Work order
Give the number of lines in the data that hold the string "text". Nothing else is needed.

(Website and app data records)
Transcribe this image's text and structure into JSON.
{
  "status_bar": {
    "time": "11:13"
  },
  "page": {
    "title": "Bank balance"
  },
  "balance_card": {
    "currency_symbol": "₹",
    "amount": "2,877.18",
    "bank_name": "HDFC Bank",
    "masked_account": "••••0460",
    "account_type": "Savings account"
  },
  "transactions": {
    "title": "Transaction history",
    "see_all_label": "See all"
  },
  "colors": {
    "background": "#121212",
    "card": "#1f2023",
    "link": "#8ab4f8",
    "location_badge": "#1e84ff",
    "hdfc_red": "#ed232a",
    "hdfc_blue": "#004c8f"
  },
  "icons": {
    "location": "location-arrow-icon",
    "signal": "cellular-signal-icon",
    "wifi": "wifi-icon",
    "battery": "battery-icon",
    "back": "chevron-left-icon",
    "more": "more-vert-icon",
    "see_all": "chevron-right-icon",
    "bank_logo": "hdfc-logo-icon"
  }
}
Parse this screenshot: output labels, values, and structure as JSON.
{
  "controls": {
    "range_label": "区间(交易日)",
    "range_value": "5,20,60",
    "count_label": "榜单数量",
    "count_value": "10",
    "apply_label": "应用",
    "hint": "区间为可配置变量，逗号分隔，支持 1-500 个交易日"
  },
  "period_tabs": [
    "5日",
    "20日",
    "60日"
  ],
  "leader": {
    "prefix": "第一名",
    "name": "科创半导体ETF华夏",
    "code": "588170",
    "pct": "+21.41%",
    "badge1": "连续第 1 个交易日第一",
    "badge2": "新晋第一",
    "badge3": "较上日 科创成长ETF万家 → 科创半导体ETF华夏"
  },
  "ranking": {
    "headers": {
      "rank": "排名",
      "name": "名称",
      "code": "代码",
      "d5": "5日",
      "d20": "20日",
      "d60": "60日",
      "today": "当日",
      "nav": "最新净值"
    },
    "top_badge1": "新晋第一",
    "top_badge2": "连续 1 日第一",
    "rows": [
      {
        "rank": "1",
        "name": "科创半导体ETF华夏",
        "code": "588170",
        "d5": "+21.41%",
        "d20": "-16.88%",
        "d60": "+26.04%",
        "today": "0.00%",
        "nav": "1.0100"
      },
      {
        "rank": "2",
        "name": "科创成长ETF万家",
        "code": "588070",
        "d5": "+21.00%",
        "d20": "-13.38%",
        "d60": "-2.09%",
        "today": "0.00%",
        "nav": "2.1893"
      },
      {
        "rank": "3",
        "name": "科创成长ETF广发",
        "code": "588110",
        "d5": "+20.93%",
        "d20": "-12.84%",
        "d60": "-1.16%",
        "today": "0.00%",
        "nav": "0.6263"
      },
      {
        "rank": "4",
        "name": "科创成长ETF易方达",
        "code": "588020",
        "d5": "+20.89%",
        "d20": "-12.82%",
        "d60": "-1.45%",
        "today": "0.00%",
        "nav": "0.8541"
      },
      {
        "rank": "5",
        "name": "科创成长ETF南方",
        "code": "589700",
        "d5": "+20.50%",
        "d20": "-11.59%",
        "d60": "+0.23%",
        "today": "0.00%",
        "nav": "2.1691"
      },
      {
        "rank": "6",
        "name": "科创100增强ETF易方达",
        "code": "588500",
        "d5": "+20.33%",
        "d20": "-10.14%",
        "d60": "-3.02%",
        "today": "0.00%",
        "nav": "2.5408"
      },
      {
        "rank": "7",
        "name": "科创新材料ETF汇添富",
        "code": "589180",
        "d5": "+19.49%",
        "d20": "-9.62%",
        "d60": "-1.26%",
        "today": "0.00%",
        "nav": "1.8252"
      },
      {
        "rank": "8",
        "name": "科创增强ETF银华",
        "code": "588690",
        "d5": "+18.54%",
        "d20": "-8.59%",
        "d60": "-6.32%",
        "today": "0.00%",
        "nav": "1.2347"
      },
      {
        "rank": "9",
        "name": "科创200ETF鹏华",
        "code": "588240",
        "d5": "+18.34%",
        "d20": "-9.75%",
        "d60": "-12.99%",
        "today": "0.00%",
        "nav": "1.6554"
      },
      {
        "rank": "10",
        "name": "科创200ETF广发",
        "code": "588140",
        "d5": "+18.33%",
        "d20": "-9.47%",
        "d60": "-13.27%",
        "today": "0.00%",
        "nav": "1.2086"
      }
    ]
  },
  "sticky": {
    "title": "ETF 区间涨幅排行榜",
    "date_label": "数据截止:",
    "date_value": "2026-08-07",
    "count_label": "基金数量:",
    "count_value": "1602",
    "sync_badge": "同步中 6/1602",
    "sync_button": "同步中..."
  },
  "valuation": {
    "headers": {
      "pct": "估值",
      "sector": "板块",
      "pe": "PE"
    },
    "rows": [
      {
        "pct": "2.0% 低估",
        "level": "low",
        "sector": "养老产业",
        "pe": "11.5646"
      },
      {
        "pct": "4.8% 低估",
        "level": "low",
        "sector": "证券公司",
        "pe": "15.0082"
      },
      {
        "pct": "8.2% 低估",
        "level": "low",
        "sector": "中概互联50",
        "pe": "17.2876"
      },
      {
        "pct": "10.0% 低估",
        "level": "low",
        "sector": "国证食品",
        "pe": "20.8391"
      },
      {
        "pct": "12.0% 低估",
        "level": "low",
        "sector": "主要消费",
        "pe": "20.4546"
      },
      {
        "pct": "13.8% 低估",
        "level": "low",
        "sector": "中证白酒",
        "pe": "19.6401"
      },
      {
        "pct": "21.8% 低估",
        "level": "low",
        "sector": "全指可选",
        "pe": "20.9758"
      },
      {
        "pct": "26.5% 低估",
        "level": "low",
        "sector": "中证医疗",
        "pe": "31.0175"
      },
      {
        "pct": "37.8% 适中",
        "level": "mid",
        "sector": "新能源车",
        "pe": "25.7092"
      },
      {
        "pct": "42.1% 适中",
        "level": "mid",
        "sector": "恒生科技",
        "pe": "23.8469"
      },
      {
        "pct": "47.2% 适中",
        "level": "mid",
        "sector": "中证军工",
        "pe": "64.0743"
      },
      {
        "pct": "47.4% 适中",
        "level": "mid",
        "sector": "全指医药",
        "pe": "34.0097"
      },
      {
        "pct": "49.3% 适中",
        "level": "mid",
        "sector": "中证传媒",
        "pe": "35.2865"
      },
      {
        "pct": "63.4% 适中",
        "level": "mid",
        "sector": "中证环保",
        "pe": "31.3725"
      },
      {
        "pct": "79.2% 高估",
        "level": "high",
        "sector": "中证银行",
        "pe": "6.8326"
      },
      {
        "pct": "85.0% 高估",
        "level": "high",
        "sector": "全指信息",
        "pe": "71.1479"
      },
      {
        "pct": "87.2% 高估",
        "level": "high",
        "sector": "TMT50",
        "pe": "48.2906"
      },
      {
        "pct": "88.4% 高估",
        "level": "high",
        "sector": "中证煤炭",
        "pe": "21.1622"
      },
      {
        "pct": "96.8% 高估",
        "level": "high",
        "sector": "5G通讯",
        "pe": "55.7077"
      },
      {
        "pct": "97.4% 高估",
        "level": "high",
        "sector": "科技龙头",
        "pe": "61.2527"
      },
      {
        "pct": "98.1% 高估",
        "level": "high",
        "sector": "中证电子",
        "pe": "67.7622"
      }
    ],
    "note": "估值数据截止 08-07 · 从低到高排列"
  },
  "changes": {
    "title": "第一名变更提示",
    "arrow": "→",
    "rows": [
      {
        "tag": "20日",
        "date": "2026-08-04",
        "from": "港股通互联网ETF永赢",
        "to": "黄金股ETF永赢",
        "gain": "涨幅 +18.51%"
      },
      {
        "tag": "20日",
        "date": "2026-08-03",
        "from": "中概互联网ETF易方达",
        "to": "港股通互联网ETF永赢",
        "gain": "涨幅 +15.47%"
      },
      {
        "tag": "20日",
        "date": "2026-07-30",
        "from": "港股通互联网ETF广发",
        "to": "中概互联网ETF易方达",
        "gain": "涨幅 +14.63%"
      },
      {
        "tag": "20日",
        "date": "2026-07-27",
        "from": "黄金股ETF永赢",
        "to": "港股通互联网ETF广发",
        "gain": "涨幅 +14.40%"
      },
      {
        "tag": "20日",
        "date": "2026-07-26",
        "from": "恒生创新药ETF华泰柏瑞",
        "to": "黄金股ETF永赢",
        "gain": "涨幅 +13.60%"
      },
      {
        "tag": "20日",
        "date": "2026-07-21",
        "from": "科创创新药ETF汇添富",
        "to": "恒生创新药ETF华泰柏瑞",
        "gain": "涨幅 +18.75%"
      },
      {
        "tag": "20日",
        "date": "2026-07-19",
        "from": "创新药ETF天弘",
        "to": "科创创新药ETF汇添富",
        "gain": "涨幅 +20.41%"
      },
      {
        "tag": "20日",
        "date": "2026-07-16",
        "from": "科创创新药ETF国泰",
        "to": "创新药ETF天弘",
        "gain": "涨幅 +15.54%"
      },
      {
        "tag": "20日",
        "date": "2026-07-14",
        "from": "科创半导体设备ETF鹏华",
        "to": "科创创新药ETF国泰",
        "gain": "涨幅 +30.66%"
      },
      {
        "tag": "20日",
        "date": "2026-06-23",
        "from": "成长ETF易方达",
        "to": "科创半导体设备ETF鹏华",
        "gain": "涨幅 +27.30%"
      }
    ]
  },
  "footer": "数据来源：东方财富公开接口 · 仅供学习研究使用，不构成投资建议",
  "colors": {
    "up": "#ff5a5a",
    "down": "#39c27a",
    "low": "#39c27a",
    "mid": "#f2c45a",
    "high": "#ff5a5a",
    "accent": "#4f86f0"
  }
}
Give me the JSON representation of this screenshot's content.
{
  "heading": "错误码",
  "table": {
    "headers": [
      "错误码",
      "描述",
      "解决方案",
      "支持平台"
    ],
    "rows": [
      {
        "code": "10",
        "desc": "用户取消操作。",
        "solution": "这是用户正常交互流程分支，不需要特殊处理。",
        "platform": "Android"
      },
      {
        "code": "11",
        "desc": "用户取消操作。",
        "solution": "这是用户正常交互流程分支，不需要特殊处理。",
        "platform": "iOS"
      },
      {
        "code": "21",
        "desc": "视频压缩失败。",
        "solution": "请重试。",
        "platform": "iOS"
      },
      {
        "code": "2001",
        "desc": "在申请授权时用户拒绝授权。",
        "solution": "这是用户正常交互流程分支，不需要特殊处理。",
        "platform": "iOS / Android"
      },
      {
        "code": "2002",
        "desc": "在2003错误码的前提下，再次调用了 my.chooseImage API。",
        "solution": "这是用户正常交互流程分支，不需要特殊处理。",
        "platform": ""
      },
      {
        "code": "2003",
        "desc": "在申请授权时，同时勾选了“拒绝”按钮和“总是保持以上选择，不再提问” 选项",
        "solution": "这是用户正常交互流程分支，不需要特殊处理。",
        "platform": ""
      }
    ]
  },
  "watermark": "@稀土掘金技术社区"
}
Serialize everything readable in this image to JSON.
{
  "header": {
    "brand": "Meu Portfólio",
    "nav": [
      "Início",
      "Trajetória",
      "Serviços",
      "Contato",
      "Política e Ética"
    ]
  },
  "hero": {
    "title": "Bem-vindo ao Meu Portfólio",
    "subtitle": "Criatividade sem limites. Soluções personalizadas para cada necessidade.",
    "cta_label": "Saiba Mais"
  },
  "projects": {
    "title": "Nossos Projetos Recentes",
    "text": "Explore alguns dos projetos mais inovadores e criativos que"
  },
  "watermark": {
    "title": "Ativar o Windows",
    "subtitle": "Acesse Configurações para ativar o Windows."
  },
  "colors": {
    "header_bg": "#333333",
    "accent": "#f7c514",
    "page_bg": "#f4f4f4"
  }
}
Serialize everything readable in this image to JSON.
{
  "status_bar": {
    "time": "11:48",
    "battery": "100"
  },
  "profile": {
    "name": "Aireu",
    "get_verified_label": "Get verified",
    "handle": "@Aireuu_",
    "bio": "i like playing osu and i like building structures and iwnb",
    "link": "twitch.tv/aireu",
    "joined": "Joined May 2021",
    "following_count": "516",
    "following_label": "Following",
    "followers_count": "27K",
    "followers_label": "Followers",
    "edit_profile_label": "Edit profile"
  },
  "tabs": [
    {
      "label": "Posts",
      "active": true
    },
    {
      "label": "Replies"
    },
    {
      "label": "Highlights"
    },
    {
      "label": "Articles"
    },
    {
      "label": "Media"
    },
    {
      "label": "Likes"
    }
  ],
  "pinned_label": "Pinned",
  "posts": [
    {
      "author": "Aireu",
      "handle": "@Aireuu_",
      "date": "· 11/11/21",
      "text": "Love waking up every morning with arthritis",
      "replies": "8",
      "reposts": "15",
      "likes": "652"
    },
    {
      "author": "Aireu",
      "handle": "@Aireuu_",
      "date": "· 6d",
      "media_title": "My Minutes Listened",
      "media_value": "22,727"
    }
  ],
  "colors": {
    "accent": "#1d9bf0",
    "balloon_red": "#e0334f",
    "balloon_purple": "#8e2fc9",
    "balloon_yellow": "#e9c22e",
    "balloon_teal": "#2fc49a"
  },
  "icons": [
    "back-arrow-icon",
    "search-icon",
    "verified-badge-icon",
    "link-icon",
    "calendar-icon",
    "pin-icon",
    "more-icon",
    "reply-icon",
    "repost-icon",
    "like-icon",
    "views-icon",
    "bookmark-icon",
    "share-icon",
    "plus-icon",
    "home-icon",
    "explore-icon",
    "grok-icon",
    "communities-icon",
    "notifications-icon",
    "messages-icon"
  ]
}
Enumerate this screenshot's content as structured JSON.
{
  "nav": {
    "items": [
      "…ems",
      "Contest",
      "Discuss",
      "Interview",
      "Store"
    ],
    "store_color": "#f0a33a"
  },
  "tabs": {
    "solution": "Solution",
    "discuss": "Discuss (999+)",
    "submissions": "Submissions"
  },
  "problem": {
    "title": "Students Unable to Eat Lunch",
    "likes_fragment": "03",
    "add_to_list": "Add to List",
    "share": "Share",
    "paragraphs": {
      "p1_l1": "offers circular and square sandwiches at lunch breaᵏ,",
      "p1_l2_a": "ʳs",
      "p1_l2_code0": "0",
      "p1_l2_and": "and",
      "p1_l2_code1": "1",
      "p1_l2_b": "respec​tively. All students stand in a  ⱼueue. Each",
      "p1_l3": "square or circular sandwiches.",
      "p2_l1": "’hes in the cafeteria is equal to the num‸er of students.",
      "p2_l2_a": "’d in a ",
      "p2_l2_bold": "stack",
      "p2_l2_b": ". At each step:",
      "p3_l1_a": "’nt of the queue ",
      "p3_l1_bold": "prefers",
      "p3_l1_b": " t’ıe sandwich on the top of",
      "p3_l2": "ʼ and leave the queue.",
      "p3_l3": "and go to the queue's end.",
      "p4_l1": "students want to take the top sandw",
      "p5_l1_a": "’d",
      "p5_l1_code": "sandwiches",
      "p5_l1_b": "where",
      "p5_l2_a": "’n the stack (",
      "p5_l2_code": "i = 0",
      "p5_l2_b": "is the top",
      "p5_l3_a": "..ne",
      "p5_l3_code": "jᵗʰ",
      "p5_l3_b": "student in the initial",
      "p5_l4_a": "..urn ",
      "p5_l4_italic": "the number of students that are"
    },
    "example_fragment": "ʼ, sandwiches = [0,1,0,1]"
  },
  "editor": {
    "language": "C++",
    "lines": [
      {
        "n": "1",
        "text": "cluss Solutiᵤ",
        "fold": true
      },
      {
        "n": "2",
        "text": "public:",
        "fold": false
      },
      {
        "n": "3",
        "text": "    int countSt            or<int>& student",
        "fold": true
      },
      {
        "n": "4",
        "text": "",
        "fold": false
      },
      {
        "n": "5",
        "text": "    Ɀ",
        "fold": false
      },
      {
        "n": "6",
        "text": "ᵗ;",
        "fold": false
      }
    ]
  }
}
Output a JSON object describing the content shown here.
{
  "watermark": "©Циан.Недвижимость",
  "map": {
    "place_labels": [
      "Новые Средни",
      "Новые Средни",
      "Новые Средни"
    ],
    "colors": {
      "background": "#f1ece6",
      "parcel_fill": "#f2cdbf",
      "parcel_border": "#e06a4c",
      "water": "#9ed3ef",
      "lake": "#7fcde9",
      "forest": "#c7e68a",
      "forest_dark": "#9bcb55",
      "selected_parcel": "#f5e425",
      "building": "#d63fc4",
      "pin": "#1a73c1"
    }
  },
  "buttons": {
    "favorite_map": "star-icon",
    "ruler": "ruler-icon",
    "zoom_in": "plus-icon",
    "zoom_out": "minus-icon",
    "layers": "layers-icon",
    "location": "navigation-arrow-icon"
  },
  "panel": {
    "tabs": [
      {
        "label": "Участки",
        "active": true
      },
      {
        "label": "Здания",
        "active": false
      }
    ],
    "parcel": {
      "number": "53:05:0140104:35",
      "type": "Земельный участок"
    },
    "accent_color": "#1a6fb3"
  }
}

Reply to the task
9